##### DATA FOR THIS TASK #####
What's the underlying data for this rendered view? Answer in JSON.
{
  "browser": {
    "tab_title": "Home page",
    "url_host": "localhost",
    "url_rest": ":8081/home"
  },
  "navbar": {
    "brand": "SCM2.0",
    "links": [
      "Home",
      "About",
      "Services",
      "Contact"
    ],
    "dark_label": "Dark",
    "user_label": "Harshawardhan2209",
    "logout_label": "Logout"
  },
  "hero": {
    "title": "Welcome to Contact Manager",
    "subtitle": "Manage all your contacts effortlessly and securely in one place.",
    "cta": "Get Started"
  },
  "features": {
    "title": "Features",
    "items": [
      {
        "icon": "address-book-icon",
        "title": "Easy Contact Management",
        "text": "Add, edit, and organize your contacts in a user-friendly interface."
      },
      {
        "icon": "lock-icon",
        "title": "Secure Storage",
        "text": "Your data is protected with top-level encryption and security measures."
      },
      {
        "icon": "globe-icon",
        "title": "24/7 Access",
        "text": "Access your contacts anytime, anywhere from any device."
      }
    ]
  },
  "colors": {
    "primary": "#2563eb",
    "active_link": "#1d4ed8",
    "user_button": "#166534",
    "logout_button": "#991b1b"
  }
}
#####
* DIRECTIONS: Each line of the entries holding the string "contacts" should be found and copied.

* ANSWER FOR THE TASK:
    "subtitle": "Manage all your contacts effortlessly and securely in one place.",
        "text": "Add, edit, and organize your contacts in a user-friendly interface."
        "text": "Access your contacts anytime, anywhere from any device."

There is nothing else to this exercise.